### Task prompt
Copy, from the material below, each line where "title" shows up.

+++++

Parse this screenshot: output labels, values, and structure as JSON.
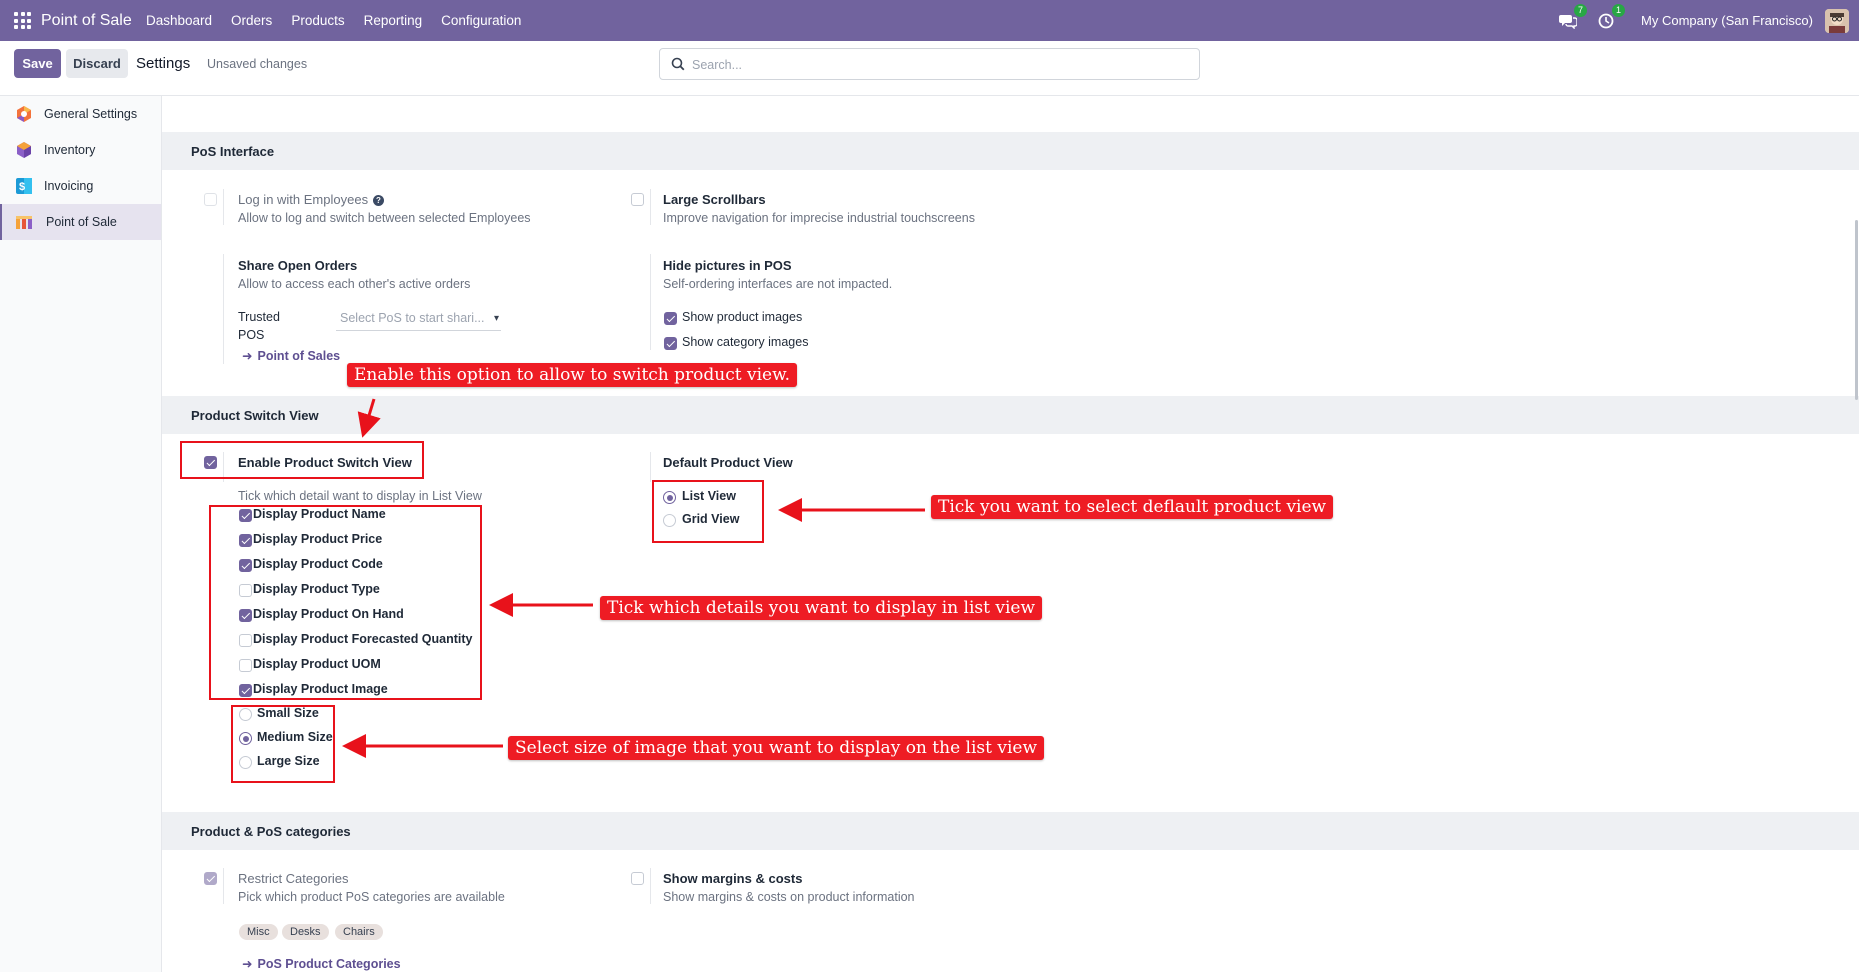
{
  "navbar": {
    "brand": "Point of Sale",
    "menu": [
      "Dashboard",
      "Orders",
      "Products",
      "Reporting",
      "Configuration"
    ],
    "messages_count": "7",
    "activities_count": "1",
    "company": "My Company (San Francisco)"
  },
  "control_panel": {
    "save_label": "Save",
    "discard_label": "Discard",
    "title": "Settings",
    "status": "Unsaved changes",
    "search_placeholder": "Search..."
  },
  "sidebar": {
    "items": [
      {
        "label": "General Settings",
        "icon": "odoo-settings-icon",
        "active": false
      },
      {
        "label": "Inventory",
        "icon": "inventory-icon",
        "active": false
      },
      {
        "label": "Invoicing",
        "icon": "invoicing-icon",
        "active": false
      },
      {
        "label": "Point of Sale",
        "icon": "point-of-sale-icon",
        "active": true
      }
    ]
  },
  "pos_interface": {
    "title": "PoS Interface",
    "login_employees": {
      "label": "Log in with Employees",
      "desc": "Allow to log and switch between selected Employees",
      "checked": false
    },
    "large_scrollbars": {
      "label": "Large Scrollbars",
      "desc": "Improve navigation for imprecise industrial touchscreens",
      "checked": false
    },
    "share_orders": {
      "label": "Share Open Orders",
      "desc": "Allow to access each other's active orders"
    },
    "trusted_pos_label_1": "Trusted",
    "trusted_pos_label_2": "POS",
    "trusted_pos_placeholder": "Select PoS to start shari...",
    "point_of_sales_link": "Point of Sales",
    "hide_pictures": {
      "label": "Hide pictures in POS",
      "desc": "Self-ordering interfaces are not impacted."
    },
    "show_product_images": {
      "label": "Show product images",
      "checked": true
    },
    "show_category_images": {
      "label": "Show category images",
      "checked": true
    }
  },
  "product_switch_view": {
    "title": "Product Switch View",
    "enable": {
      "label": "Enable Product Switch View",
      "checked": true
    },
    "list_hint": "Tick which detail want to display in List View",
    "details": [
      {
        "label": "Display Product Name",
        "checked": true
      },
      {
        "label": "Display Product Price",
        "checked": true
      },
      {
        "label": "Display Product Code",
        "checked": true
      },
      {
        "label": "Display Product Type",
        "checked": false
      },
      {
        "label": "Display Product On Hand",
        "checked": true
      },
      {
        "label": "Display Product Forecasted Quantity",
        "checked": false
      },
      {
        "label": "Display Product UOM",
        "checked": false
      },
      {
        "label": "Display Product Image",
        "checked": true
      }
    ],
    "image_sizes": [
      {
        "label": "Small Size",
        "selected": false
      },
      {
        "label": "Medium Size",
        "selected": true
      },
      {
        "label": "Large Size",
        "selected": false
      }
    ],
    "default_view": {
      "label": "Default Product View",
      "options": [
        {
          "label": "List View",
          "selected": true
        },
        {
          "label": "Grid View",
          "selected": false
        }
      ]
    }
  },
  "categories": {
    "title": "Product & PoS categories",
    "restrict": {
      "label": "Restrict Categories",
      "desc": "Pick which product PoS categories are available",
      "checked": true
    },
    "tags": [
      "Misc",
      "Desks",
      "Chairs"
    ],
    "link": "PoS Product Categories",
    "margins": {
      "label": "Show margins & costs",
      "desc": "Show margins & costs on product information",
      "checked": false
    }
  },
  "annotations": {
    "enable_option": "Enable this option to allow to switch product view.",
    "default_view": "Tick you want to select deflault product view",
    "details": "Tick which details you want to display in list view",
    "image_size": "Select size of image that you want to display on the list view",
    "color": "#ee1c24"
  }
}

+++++

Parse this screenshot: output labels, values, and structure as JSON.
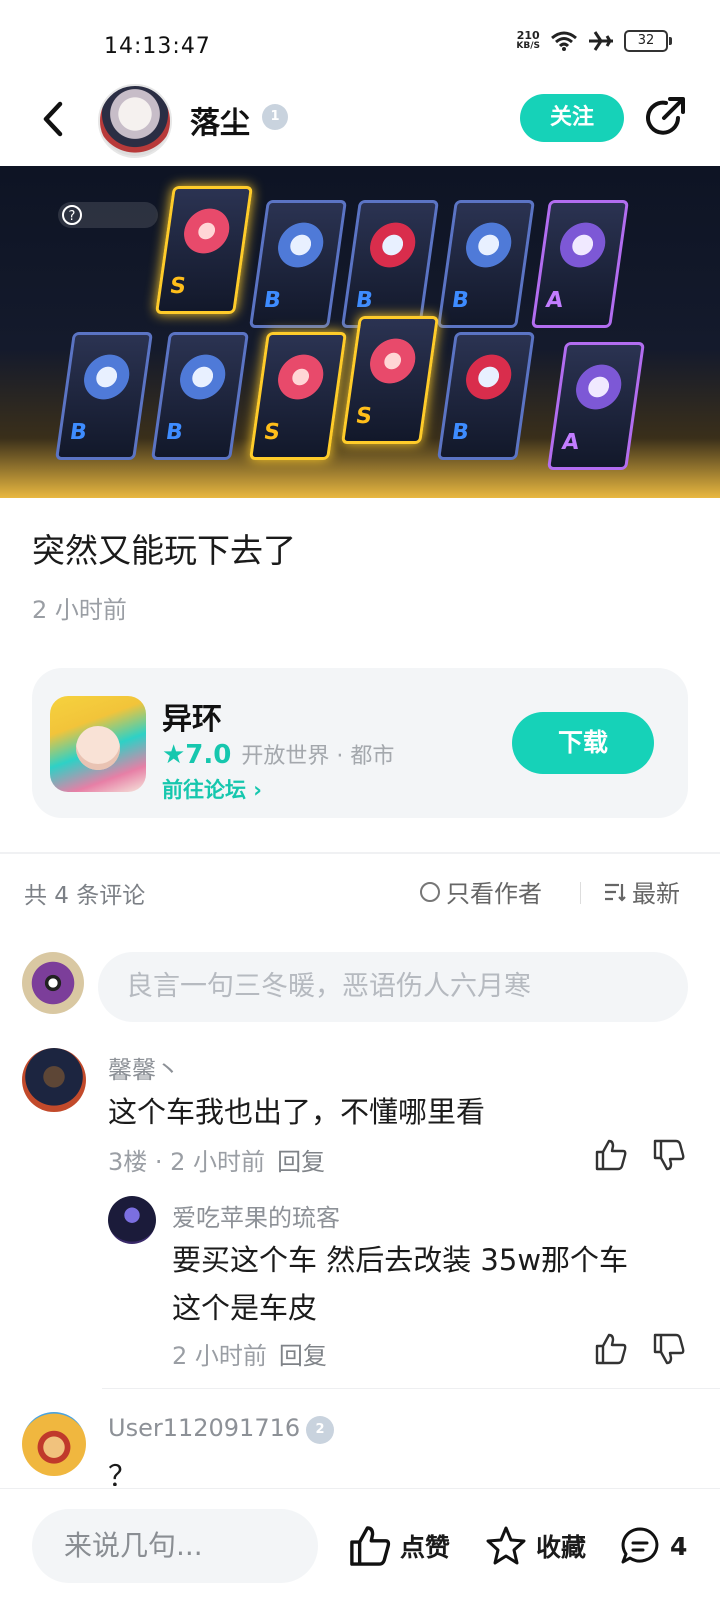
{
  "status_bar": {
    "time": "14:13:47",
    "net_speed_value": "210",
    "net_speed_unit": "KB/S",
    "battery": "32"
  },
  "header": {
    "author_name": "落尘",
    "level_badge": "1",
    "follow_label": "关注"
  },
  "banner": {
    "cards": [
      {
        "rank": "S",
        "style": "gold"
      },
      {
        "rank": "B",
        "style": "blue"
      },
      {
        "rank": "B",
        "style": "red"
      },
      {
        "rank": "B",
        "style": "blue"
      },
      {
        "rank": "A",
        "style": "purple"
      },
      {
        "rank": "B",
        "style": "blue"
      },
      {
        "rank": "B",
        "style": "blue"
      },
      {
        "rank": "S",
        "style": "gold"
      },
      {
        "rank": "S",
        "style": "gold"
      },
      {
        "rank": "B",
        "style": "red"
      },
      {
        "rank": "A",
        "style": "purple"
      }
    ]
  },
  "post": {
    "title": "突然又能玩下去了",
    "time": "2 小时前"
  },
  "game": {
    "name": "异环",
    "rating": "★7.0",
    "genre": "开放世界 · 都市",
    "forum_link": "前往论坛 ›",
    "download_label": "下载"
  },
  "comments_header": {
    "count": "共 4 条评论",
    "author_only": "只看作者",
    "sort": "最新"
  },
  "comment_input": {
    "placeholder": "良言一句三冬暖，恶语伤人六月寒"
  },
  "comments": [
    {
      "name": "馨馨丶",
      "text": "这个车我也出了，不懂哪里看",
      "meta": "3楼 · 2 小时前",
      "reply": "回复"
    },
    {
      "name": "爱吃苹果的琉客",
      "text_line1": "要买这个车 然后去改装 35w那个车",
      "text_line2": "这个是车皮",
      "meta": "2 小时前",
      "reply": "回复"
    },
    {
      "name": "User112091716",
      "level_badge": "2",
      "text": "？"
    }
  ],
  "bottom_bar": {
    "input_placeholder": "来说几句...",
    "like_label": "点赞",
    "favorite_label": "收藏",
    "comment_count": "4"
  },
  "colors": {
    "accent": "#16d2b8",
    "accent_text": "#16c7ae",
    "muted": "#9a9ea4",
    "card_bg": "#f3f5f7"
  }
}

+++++

### Written response
    "title": "Settings",
    "title": "PoS Interface",
    "title": "Product Switch View",
    "title": "Product & PoS categories",
    "title": "突然又能玩下去了",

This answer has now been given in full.